The impact of a mad scramble to exploit unconventional gas would not be equally felt either. The fundamental difference with unconventional gas is that it is trapped in impermeable rock and cannot flow cannot easily flow so wells need to be drilled at regular intervals to access it. In order to supply just the proposed 40 new power stations it would be necessary to drill in excess of 50,000 wells, covering an area of over 7,000 square miles (at a density of 8 wells per square mile). Add in the thousand of miles of pipelines, compressor stations and associated infrastructure that would be needed and you get some idea of the scale of the issue. With the evidence from the US and Australia of destruction of water supplies, air quality, ecosystems, and people’s health mounting by the day, local people are justifiably scared.
On a global scale, we might just be able to get away with burning perhaps a quarter of known conventional fossil fuels and still have a (mostly) liveable planet. Any exploitation of unconventional fossil fuels would put us on a path to truly catastrophic climate change. Worse still fracking may just a gateway drug. The government is already selling licences for Underground Coal Gasification (UCG), literally setting fire to coal underground to extract energy. This planned close to major cities including London, Swansea, Liverpool, Newcastle and Edinburgh. In the next year the main battles are likely to be in Scotland and Lancashire, but many other areas of the country are threatened. Dart Energy has submitted a planning application for 14 sites, with 22 wells and 20 km of pipelines near Airth and Cuadrilla Resources want to restart fracking in Lancashire. The government also has plans to sell off half the country to fracking companies in the next year.

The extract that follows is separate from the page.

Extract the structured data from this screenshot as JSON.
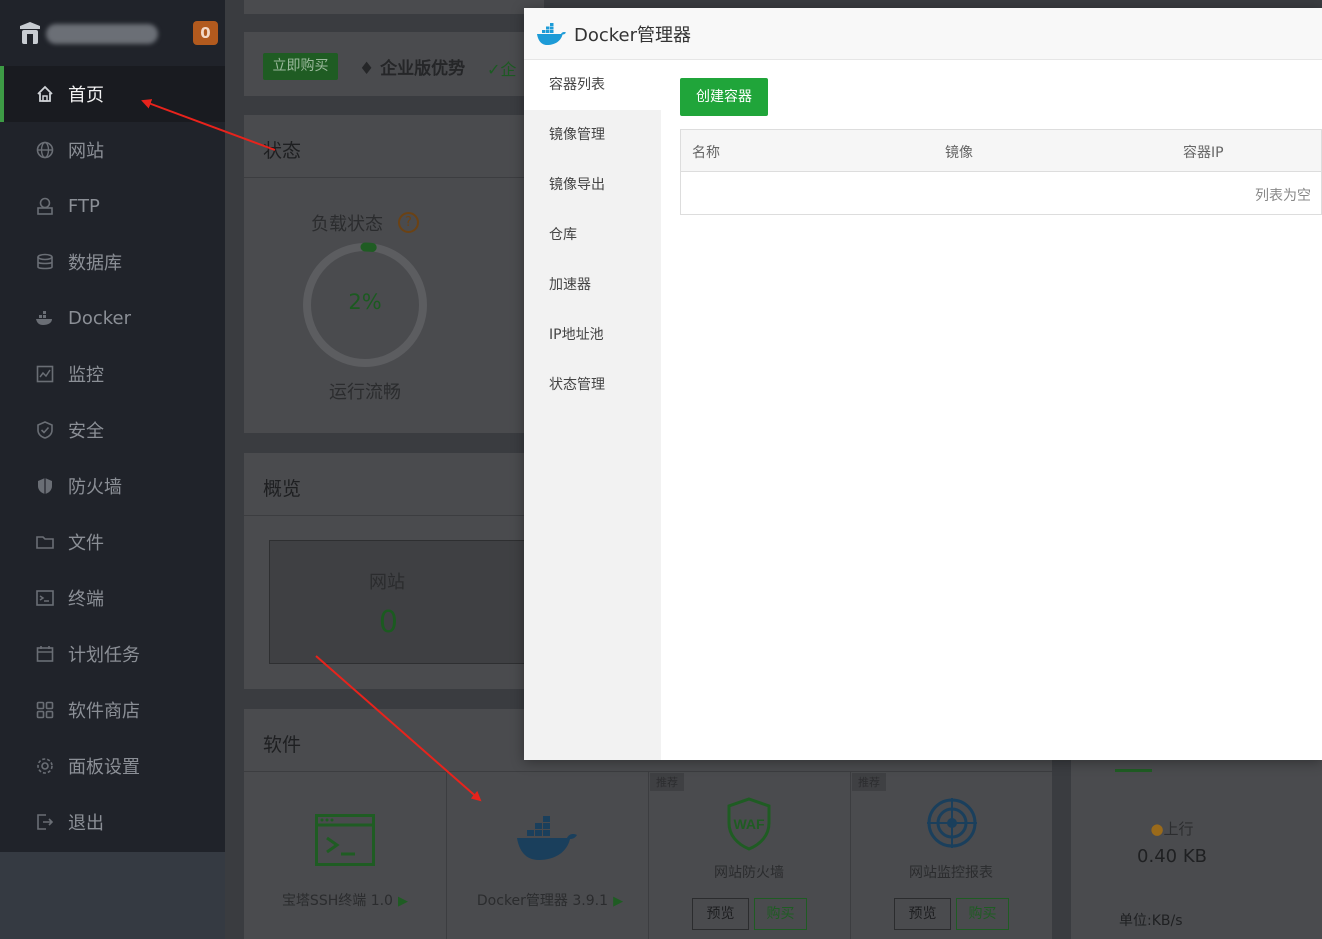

All this may be sounding very bleak but there some glimmers of hope. Over a year ago a report was produced that was supposed to smooth the way to a swift resumption of fracking. Unfortunately the morning that the report was released Cuadrilla’s drilling rig in Lancashire was stormed and occupied for over 11 hours, while further protests took place outside the conference. Less than a month later the rig was occupied again for another day. Meanwhile a string of public meetings and local organising was building a network of local community groups that continues to grow. Cuadrilla was planning to have fracked up to a dozen test wells and be pushing towards full scale production by now. Instead an alliance of local communities and environmental activists has managed to help delay the introduction of shale gas extraction for over a year and cost Cuadrilla millions.
If that all sounds a bit familiar, it should do. It is the basic story of the roads protests of the 1990s, where a variety of people from all walks of life were united by a common sense of injustice. We all know how well that worked out for the people who want to build a load of shit in other people’s communities. Now our countryside is under even greater threat, while the global implications have become apocalyptic. Across the globe the movement against extreme energy is gaining momentum. The fight for a future we can live in has just begun. For a round up of anti-fracking activity worldwide you could do worse than this occasionally amusing report by mercenary company Control Risks.